"It’s a rare thing that’s happening, but that’s the mechanism that’s responsible. We don’t entirely know what’s triggering that," said Cherabuddi.

Virologist Dr. Michael Teng with USF Health said it underscores why scientists need to know how the public does with any vaccine, especially with severe reactions. University of South Florida researchers are part of a national clinical trial on allergic reactions. The National Institutes of Health is looking at effects from Pfizer and Moderna.

"The NIH wants to study this particular hypersensitivity reaction. What we’ve been seeing just in general from the hundreds of millions of doses that have been rolled out from the Pfizer and Moderna vaccines is that these events are pretty rare," said Dr. Teng.

For perspective, public health experts said you’ll stand a higher chance of getting a blood clot from the actual virus not from the vaccine. So scientists said it’s important to share how you doing after the shot.

"If there’s something weird that happens, we need to know about it. We need to study it and see if it really is related to the vaccine or not," said Teng.

A Centers for Disease Control advisory committee is expected to talk about the Johnson & Johnson blood clot reports Wednesday.
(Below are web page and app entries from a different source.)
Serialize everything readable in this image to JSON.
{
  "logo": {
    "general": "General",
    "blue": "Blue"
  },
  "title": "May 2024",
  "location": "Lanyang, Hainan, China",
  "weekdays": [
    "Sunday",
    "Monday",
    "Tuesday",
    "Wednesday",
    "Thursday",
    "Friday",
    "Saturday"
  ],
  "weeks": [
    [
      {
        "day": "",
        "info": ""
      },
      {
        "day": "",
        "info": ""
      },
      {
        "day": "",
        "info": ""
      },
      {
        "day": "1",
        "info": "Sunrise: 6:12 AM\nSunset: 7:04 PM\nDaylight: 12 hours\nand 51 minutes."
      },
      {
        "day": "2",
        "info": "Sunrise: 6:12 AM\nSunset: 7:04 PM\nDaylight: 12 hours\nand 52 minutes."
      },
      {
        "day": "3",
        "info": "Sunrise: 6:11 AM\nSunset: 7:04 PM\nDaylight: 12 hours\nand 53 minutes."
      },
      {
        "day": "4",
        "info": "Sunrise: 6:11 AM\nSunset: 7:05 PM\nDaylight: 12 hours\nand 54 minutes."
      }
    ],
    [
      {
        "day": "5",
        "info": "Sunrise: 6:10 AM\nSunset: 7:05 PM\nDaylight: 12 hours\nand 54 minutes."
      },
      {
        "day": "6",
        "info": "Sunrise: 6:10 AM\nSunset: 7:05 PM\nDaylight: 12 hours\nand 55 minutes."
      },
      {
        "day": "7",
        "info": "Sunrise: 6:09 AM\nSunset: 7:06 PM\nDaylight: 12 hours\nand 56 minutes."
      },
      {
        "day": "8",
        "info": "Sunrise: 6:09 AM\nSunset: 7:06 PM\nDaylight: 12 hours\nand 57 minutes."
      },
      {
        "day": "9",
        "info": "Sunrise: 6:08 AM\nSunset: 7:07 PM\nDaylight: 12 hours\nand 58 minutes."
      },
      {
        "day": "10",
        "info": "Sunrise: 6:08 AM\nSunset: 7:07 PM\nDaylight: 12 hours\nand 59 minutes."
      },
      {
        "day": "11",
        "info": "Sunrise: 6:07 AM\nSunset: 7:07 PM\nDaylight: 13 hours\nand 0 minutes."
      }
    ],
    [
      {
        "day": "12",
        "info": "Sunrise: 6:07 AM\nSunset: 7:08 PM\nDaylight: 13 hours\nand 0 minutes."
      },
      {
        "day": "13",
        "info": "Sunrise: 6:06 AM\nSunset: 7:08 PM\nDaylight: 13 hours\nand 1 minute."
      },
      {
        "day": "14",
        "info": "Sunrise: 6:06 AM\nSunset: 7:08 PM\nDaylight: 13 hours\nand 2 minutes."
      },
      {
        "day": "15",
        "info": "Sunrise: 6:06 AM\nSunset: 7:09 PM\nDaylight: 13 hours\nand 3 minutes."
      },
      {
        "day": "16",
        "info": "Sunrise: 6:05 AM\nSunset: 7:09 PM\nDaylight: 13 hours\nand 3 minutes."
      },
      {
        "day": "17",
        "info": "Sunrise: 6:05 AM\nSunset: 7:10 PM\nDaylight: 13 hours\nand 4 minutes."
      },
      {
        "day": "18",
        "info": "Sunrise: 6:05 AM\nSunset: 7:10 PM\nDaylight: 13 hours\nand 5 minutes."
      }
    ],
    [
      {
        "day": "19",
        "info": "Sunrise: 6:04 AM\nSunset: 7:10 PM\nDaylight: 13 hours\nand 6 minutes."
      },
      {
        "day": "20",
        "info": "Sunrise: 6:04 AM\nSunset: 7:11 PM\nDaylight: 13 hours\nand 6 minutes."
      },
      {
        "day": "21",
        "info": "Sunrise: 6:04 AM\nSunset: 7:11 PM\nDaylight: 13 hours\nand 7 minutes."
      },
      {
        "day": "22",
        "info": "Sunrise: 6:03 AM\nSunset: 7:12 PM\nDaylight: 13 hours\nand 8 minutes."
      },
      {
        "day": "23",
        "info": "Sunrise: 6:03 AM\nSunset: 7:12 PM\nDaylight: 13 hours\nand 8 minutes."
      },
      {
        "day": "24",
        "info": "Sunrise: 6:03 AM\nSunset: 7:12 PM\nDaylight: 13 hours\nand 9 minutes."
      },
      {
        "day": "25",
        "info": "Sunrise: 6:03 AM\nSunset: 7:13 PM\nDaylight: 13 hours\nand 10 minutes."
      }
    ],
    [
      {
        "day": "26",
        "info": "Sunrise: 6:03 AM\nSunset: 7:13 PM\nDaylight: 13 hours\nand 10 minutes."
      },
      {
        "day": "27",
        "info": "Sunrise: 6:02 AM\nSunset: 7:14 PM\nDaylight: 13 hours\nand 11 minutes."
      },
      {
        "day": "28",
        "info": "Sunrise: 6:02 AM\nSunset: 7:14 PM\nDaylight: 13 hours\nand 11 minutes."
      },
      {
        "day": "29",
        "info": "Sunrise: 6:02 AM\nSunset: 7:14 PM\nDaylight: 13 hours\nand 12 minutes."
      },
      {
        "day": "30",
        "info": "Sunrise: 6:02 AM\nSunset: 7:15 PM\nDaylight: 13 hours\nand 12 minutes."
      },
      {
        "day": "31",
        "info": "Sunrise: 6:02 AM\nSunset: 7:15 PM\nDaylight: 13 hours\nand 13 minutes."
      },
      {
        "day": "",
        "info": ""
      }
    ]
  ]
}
Public health leaders encourage people who get the vaccine to report how they are feeling through the CDC’s vaccine reporting app.